### WHAT THIS TASK INVOLVES
Go through the records, and copy each line in which the string "channel" is present.

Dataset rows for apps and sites
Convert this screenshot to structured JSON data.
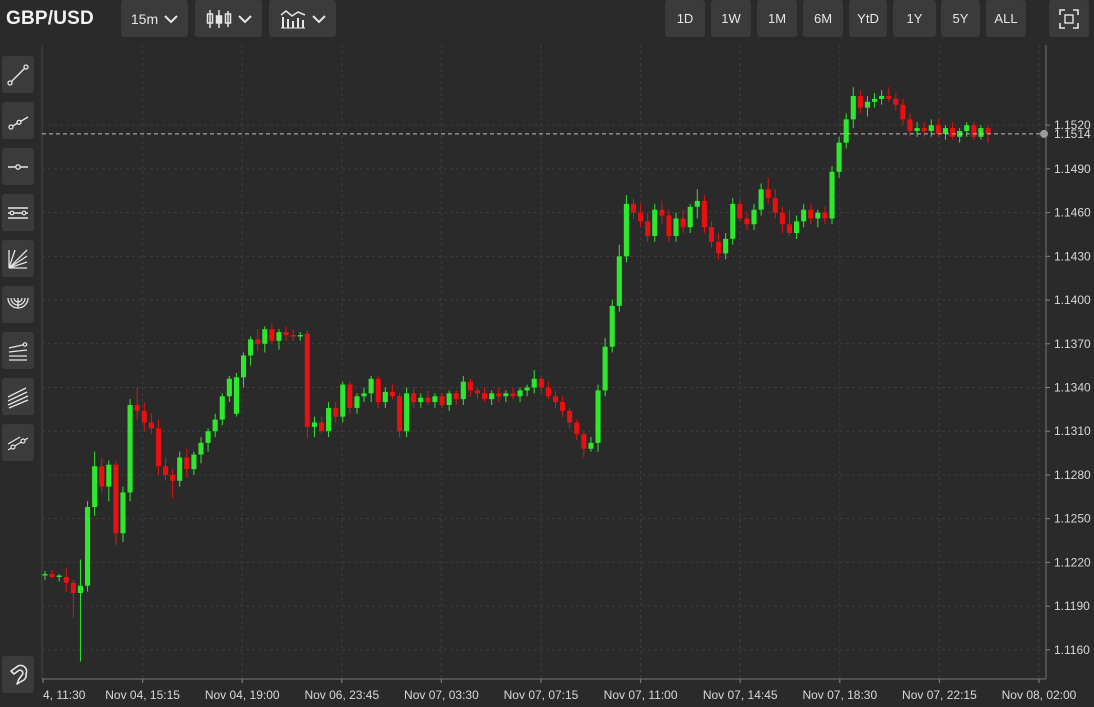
{
  "toolbar": {
    "symbol": "GBP/USD",
    "interval": "15m",
    "chart_type_icon": "candlestick-icon",
    "indicators_icon": "indicators-icon",
    "ranges": [
      "1D",
      "1W",
      "1M",
      "6M",
      "YtD",
      "1Y",
      "5Y",
      "ALL"
    ],
    "fullscreen_icon": "fullscreen-icon"
  },
  "tools": [
    "trend-line-icon",
    "ray-icon",
    "horizontal-line-icon",
    "parallel-channel-icon",
    "fib-fan-icon",
    "fib-arcs-icon",
    "fib-retracement-icon",
    "fib-channel-icon",
    "extended-line-icon",
    "magnet-icon"
  ],
  "colors": {
    "up": "#2ee82e",
    "down": "#e81010",
    "background": "#2a2a2a",
    "grid": "#3c3c3c"
  },
  "chart_data": {
    "type": "candlestick",
    "ylim": [
      1.114,
      1.1575
    ],
    "y_ticks": [
      "1.1520",
      "1.1490",
      "1.1460",
      "1.1430",
      "1.1400",
      "1.1370",
      "1.1340",
      "1.1310",
      "1.1280",
      "1.1250",
      "1.1220",
      "1.1190",
      "1.1160"
    ],
    "x_ticks": [
      "4, 11:30",
      "Nov 04, 15:15",
      "Nov 04, 19:00",
      "Nov 06, 23:45",
      "Nov 07, 03:30",
      "Nov 07, 07:15",
      "Nov 07, 11:00",
      "Nov 07, 14:45",
      "Nov 07, 18:30",
      "Nov 07, 22:15",
      "Nov 08, 02:00"
    ],
    "last_price": "1.1514",
    "grid": true,
    "candles": [
      [
        1.1211,
        1.1214,
        1.1208,
        1.1212
      ],
      [
        1.1212,
        1.1215,
        1.1209,
        1.121
      ],
      [
        1.121,
        1.1212,
        1.1207,
        1.1211
      ],
      [
        1.121,
        1.1216,
        1.12,
        1.1206
      ],
      [
        1.1206,
        1.1208,
        1.1182,
        1.1199
      ],
      [
        1.1199,
        1.1222,
        1.1152,
        1.1204
      ],
      [
        1.1204,
        1.1262,
        1.12,
        1.1258
      ],
      [
        1.1258,
        1.1296,
        1.1252,
        1.1286
      ],
      [
        1.1286,
        1.1292,
        1.1268,
        1.1272
      ],
      [
        1.1272,
        1.129,
        1.1262,
        1.1287
      ],
      [
        1.1287,
        1.129,
        1.1232,
        1.124
      ],
      [
        1.124,
        1.1272,
        1.1234,
        1.1268
      ],
      [
        1.1268,
        1.1332,
        1.1262,
        1.1328
      ],
      [
        1.1328,
        1.134,
        1.1318,
        1.1324
      ],
      [
        1.1324,
        1.133,
        1.131,
        1.1316
      ],
      [
        1.1316,
        1.1322,
        1.1308,
        1.1312
      ],
      [
        1.1312,
        1.1318,
        1.128,
        1.1286
      ],
      [
        1.1286,
        1.1292,
        1.1276,
        1.128
      ],
      [
        1.128,
        1.1284,
        1.1264,
        1.1276
      ],
      [
        1.1276,
        1.1296,
        1.1272,
        1.1292
      ],
      [
        1.1292,
        1.1298,
        1.1278,
        1.1284
      ],
      [
        1.1284,
        1.1296,
        1.128,
        1.1294
      ],
      [
        1.1294,
        1.1306,
        1.1288,
        1.1302
      ],
      [
        1.1302,
        1.1312,
        1.1296,
        1.131
      ],
      [
        1.131,
        1.1322,
        1.1306,
        1.1318
      ],
      [
        1.1318,
        1.1336,
        1.1314,
        1.1334
      ],
      [
        1.1334,
        1.1348,
        1.133,
        1.1346
      ],
      [
        1.1322,
        1.135,
        1.132,
        1.1347
      ],
      [
        1.1347,
        1.1364,
        1.134,
        1.1362
      ],
      [
        1.1362,
        1.1375,
        1.1355,
        1.1373
      ],
      [
        1.1373,
        1.138,
        1.1365,
        1.137
      ],
      [
        1.137,
        1.1382,
        1.1364,
        1.138
      ],
      [
        1.138,
        1.1384,
        1.137,
        1.1372
      ],
      [
        1.1372,
        1.138,
        1.1366,
        1.1378
      ],
      [
        1.1378,
        1.1382,
        1.1372,
        1.1376
      ],
      [
        1.1376,
        1.138,
        1.1372,
        1.1375
      ],
      [
        1.1375,
        1.1378,
        1.1372,
        1.1376
      ],
      [
        1.1377,
        1.1379,
        1.1305,
        1.1313
      ],
      [
        1.1313,
        1.132,
        1.1306,
        1.1316
      ],
      [
        1.1316,
        1.132,
        1.1308,
        1.131
      ],
      [
        1.131,
        1.133,
        1.1306,
        1.1326
      ],
      [
        1.1326,
        1.133,
        1.1316,
        1.132
      ],
      [
        1.132,
        1.1344,
        1.1316,
        1.1342
      ],
      [
        1.1342,
        1.1344,
        1.1322,
        1.1326
      ],
      [
        1.1326,
        1.1336,
        1.1322,
        1.1334
      ],
      [
        1.1334,
        1.134,
        1.133,
        1.1336
      ],
      [
        1.1336,
        1.1348,
        1.133,
        1.1346
      ],
      [
        1.1346,
        1.1348,
        1.1326,
        1.133
      ],
      [
        1.133,
        1.134,
        1.1326,
        1.1337
      ],
      [
        1.1337,
        1.1342,
        1.1332,
        1.1334
      ],
      [
        1.1334,
        1.1336,
        1.1306,
        1.131
      ],
      [
        1.131,
        1.134,
        1.1306,
        1.1336
      ],
      [
        1.1336,
        1.134,
        1.1326,
        1.133
      ],
      [
        1.133,
        1.1336,
        1.1326,
        1.1333
      ],
      [
        1.1333,
        1.1338,
        1.1328,
        1.133
      ],
      [
        1.133,
        1.1336,
        1.1326,
        1.1334
      ],
      [
        1.1334,
        1.1336,
        1.1326,
        1.1328
      ],
      [
        1.1328,
        1.1338,
        1.1324,
        1.1336
      ],
      [
        1.1336,
        1.1338,
        1.1328,
        1.1332
      ],
      [
        1.1332,
        1.1348,
        1.1328,
        1.1344
      ],
      [
        1.1344,
        1.1346,
        1.1334,
        1.1338
      ],
      [
        1.1338,
        1.134,
        1.1332,
        1.1336
      ],
      [
        1.1336,
        1.134,
        1.133,
        1.1332
      ],
      [
        1.1332,
        1.1338,
        1.1328,
        1.1336
      ],
      [
        1.1336,
        1.134,
        1.133,
        1.1334
      ],
      [
        1.1334,
        1.1338,
        1.133,
        1.1336
      ],
      [
        1.1336,
        1.134,
        1.1332,
        1.1334
      ],
      [
        1.1334,
        1.134,
        1.133,
        1.1338
      ],
      [
        1.1338,
        1.1342,
        1.1334,
        1.134
      ],
      [
        1.134,
        1.1352,
        1.1336,
        1.1346
      ],
      [
        1.1346,
        1.1348,
        1.1336,
        1.134
      ],
      [
        1.134,
        1.1344,
        1.1332,
        1.1334
      ],
      [
        1.1334,
        1.1338,
        1.1326,
        1.133
      ],
      [
        1.133,
        1.1334,
        1.132,
        1.1324
      ],
      [
        1.1324,
        1.1326,
        1.1312,
        1.1316
      ],
      [
        1.1316,
        1.1318,
        1.1304,
        1.1308
      ],
      [
        1.1308,
        1.131,
        1.1292,
        1.1298
      ],
      [
        1.1298,
        1.1306,
        1.1296,
        1.1302
      ],
      [
        1.1302,
        1.1342,
        1.1296,
        1.1338
      ],
      [
        1.1338,
        1.1374,
        1.1334,
        1.1368
      ],
      [
        1.1368,
        1.14,
        1.1364,
        1.1396
      ],
      [
        1.1396,
        1.1438,
        1.1392,
        1.143
      ],
      [
        1.143,
        1.1472,
        1.1426,
        1.1466
      ],
      [
        1.1466,
        1.147,
        1.1456,
        1.146
      ],
      [
        1.146,
        1.1466,
        1.145,
        1.1454
      ],
      [
        1.1454,
        1.146,
        1.144,
        1.1444
      ],
      [
        1.1444,
        1.1466,
        1.144,
        1.1462
      ],
      [
        1.1462,
        1.1468,
        1.1452,
        1.1458
      ],
      [
        1.1458,
        1.1462,
        1.144,
        1.1444
      ],
      [
        1.1444,
        1.146,
        1.144,
        1.1456
      ],
      [
        1.1456,
        1.1462,
        1.1446,
        1.145
      ],
      [
        1.145,
        1.1466,
        1.1446,
        1.1464
      ],
      [
        1.1464,
        1.1476,
        1.1456,
        1.1468
      ],
      [
        1.1468,
        1.1472,
        1.1446,
        1.145
      ],
      [
        1.145,
        1.1454,
        1.1436,
        1.144
      ],
      [
        1.144,
        1.1446,
        1.1428,
        1.1432
      ],
      [
        1.1432,
        1.1446,
        1.1428,
        1.1442
      ],
      [
        1.1442,
        1.147,
        1.1438,
        1.1466
      ],
      [
        1.1466,
        1.147,
        1.1454,
        1.1456
      ],
      [
        1.1456,
        1.146,
        1.1448,
        1.1452
      ],
      [
        1.1452,
        1.1466,
        1.1448,
        1.1462
      ],
      [
        1.1462,
        1.148,
        1.1458,
        1.1476
      ],
      [
        1.1476,
        1.1484,
        1.1466,
        1.147
      ],
      [
        1.147,
        1.1476,
        1.1456,
        1.146
      ],
      [
        1.146,
        1.1464,
        1.1446,
        1.1452
      ],
      [
        1.1452,
        1.1462,
        1.1444,
        1.1446
      ],
      [
        1.1446,
        1.1458,
        1.1442,
        1.1454
      ],
      [
        1.1454,
        1.1466,
        1.145,
        1.1462
      ],
      [
        1.1462,
        1.1466,
        1.1452,
        1.1456
      ],
      [
        1.1456,
        1.1462,
        1.145,
        1.146
      ],
      [
        1.146,
        1.1464,
        1.1452,
        1.1456
      ],
      [
        1.1456,
        1.1492,
        1.1452,
        1.1488
      ],
      [
        1.1488,
        1.1512,
        1.1484,
        1.1508
      ],
      [
        1.1508,
        1.1528,
        1.1504,
        1.1524
      ],
      [
        1.1524,
        1.1546,
        1.1518,
        1.154
      ],
      [
        1.154,
        1.1544,
        1.1528,
        1.1532
      ],
      [
        1.1532,
        1.154,
        1.1526,
        1.1536
      ],
      [
        1.1536,
        1.1542,
        1.1532,
        1.1538
      ],
      [
        1.1538,
        1.1544,
        1.1534,
        1.154
      ],
      [
        1.154,
        1.1546,
        1.1536,
        1.1538
      ],
      [
        1.1538,
        1.1542,
        1.153,
        1.1534
      ],
      [
        1.1534,
        1.1538,
        1.152,
        1.1524
      ],
      [
        1.1524,
        1.1528,
        1.1512,
        1.1516
      ],
      [
        1.1516,
        1.1522,
        1.1512,
        1.1518
      ],
      [
        1.1518,
        1.1522,
        1.1512,
        1.1516
      ],
      [
        1.1516,
        1.1524,
        1.1512,
        1.152
      ],
      [
        1.152,
        1.1524,
        1.1512,
        1.1514
      ],
      [
        1.1514,
        1.152,
        1.151,
        1.1518
      ],
      [
        1.1518,
        1.1522,
        1.151,
        1.1512
      ],
      [
        1.1512,
        1.1518,
        1.1508,
        1.1516
      ],
      [
        1.1516,
        1.1522,
        1.1512,
        1.152
      ],
      [
        1.152,
        1.1522,
        1.151,
        1.1512
      ],
      [
        1.1512,
        1.152,
        1.151,
        1.1518
      ],
      [
        1.1518,
        1.152,
        1.1508,
        1.1514
      ]
    ]
  }
}
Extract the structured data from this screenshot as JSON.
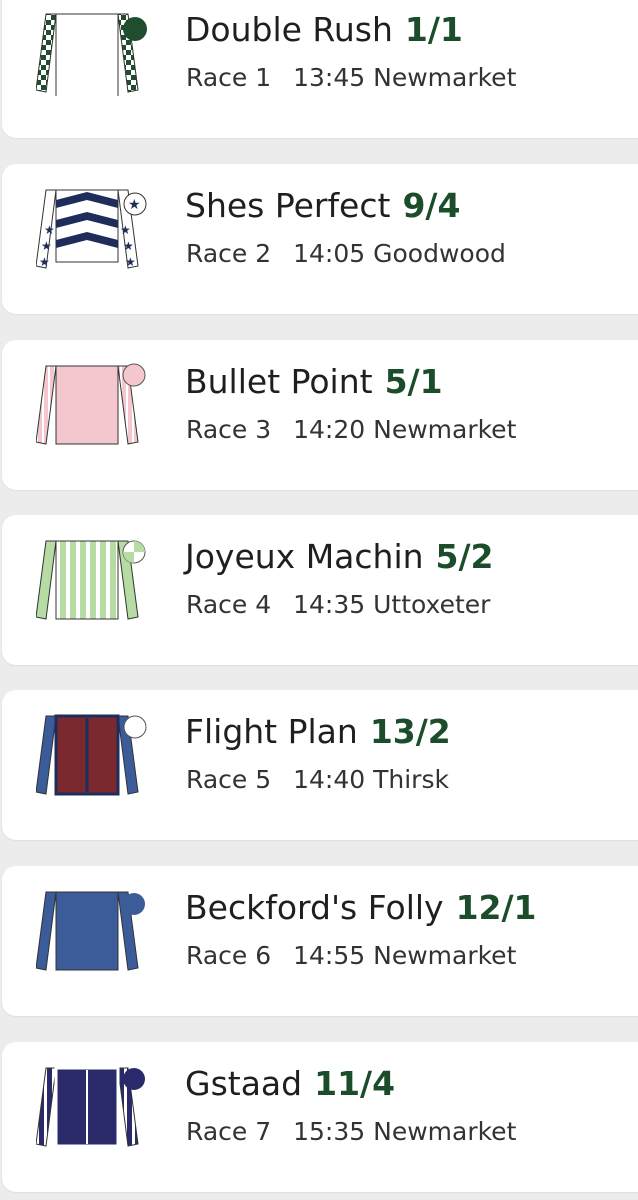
{
  "selections": [
    {
      "horse": "Double Rush",
      "odds": "1/1",
      "race": "Race 1",
      "time_venue": "13:45 Newmarket",
      "silk": "white-body-green-check-sleeves"
    },
    {
      "horse": "Shes Perfect",
      "odds": "9/4",
      "race": "Race 2",
      "time_venue": "14:05 Goodwood",
      "silk": "navy-chevrons-star-sleeves"
    },
    {
      "horse": "Bullet Point",
      "odds": "5/1",
      "race": "Race 3",
      "time_venue": "14:20 Newmarket",
      "silk": "pink-striped-sleeves"
    },
    {
      "horse": "Joyeux Machin",
      "odds": "5/2",
      "race": "Race 4",
      "time_venue": "14:35 Uttoxeter",
      "silk": "green-white-stripes"
    },
    {
      "horse": "Flight Plan",
      "odds": "13/2",
      "race": "Race 5",
      "time_venue": "14:40 Thirsk",
      "silk": "maroon-body-blue-sleeves"
    },
    {
      "horse": "Beckford's Folly",
      "odds": "12/1",
      "race": "Race 6",
      "time_venue": "14:55 Newmarket",
      "silk": "royal-blue"
    },
    {
      "horse": "Gstaad",
      "odds": "11/4",
      "race": "Race 7",
      "time_venue": "15:35 Newmarket",
      "silk": "navy-striped-sleeves"
    }
  ],
  "colors": {
    "odds": "#1b4d2b",
    "background": "#ececec",
    "card": "#ffffff"
  }
}
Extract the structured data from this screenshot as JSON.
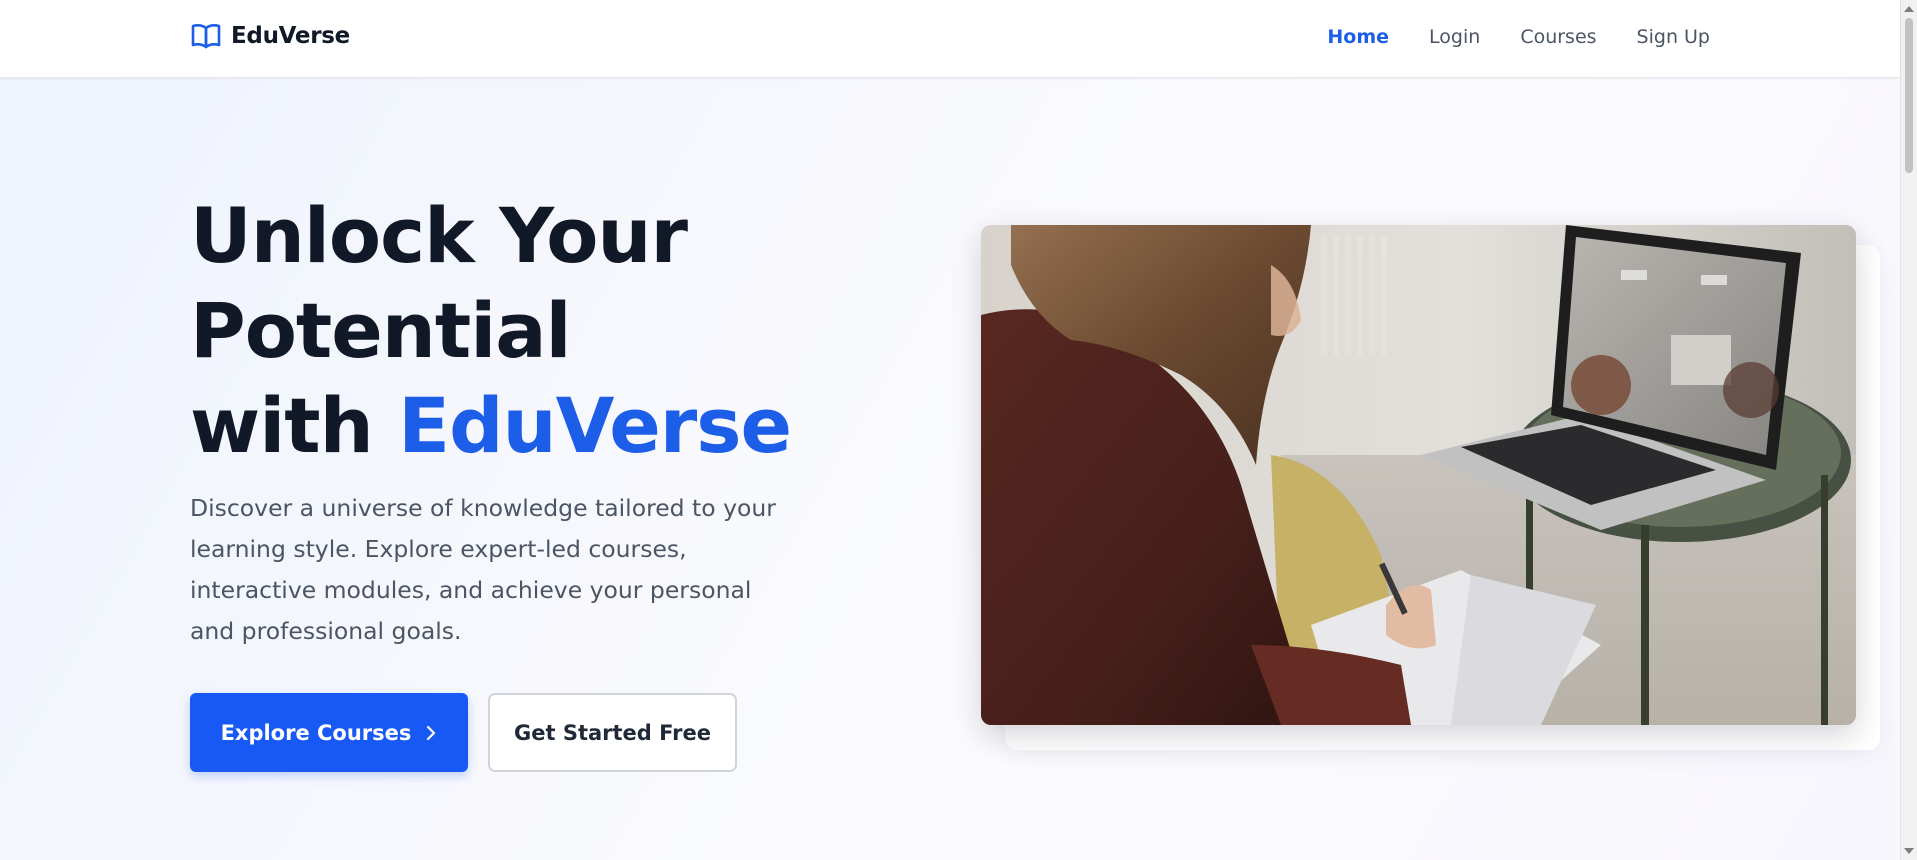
{
  "brand": {
    "name": "EduVerse",
    "icon": "open-book-icon",
    "accent_color": "#1d5ee8"
  },
  "nav": {
    "items": [
      {
        "label": "Home",
        "active": true
      },
      {
        "label": "Login",
        "active": false
      },
      {
        "label": "Courses",
        "active": false
      },
      {
        "label": "Sign Up",
        "active": false
      }
    ]
  },
  "hero": {
    "title_line1": "Unlock Your",
    "title_line2": "Potential",
    "title_line3_prefix": "with ",
    "title_line3_accent": "EduVerse",
    "description": "Discover a universe of knowledge tailored to your learning style. Explore expert-led courses, interactive modules, and achieve your personal and professional goals.",
    "primary_button": {
      "label": "Explore Courses",
      "icon": "chevron-right-icon",
      "color": "#1859f5"
    },
    "secondary_button": {
      "label": "Get Started Free"
    },
    "image": {
      "subject": "student-taking-notes-beside-laptop-photo"
    }
  }
}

### RESPONSE AREA
    "parallel-channel-icon",
    "fib-channel-icon",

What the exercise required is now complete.